Now let’s take a look at that same exact tweet through the context of team owner Chip Ganassi, whose charges include not just driver Larson, but the crew and shop guys that get to put back together what Hamlin tore apart.
— Chip Ganassi (@GanassiChip) March 3, 2020
Did You Notice? The ARCA Menards Series debut race at Phoenix this weekend has 24 cars on the entry list, including a number of entries that are full-time competitors on the West Series circuit. Despite being the furthest removed race from ARCA’s midwest footprint, that’s the largest field of cars for an ARCA race outside of Daytona since Charlotte last May. It’s encouraging to see the West Series cars taking advantage of the new found synergy with the ARCA ranks. Of course, that’s glossing over the fact that nearly 50% of the field is coming from only three owners’ stables…

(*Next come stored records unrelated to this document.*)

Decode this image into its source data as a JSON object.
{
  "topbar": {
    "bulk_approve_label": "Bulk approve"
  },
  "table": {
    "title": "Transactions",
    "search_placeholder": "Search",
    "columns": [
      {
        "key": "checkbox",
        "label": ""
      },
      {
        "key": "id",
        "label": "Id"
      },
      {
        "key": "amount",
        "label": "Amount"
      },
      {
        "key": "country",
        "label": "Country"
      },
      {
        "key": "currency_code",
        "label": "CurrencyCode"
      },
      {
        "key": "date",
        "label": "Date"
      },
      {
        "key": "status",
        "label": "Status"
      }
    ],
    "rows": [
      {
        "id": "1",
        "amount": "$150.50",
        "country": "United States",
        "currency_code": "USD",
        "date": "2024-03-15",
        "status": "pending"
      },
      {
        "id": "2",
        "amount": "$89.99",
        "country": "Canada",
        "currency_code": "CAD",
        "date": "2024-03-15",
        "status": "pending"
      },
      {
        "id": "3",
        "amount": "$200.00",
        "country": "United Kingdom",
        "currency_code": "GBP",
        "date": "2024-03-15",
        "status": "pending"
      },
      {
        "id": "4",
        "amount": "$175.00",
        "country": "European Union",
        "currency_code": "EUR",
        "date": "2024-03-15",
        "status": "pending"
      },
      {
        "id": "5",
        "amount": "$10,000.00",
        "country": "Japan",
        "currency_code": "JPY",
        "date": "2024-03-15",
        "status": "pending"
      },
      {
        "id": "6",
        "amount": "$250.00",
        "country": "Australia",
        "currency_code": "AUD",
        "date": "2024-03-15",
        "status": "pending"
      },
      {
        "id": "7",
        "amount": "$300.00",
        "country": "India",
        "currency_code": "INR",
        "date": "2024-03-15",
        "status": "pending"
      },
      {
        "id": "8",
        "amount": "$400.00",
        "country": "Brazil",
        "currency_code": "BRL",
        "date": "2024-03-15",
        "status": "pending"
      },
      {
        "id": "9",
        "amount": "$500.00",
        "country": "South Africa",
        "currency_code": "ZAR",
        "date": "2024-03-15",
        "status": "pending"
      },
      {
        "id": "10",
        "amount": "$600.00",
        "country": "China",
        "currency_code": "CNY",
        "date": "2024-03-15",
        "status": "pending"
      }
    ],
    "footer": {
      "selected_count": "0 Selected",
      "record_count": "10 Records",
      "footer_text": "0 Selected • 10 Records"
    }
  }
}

Did You Notice? The TV ratings for Sunday’s race at Fontana were a seeming contradiction. They were improved over last year’s race at Fontana, but they declined in comparison to the same weekend of the season. It begs the question, what’s going on here? Either Auto Club Speedway’s reputation continues to improve from parade to racey, or the 2020 season is losing momentum despite a strong showing for the Cup Series at Las Vegas. It’s kind of like the Democratic primaries… believe whatever campaign you want at this point, the story remains wide open. Besides, Atlanta will be an interesting bellwether in a few weeks, with a return to the East Coast meaning a (slightly) earlier start time and hype building over the “bounty” at the Truck Series race. Speaking of that…
Did You Notice? That defenders of Kyle Busch certainly have had their case strengthened that a lot of fan outrage towards Cup dominance of the minor leagues is truly dislike for Rowdy? I’ll leave this one for Joey Meier to finish off.
"Kyle Busch is ruining the Truck series. I ain't watching ever again!!"
"HECK YA, did you hear Larson, Elliot and Jones are gonna run some Truck races to beat Kyle Busch? Thats AWESOME. I cant wait to watch !!".
— Joey Meier (@JoeyMeier) March 3, 2020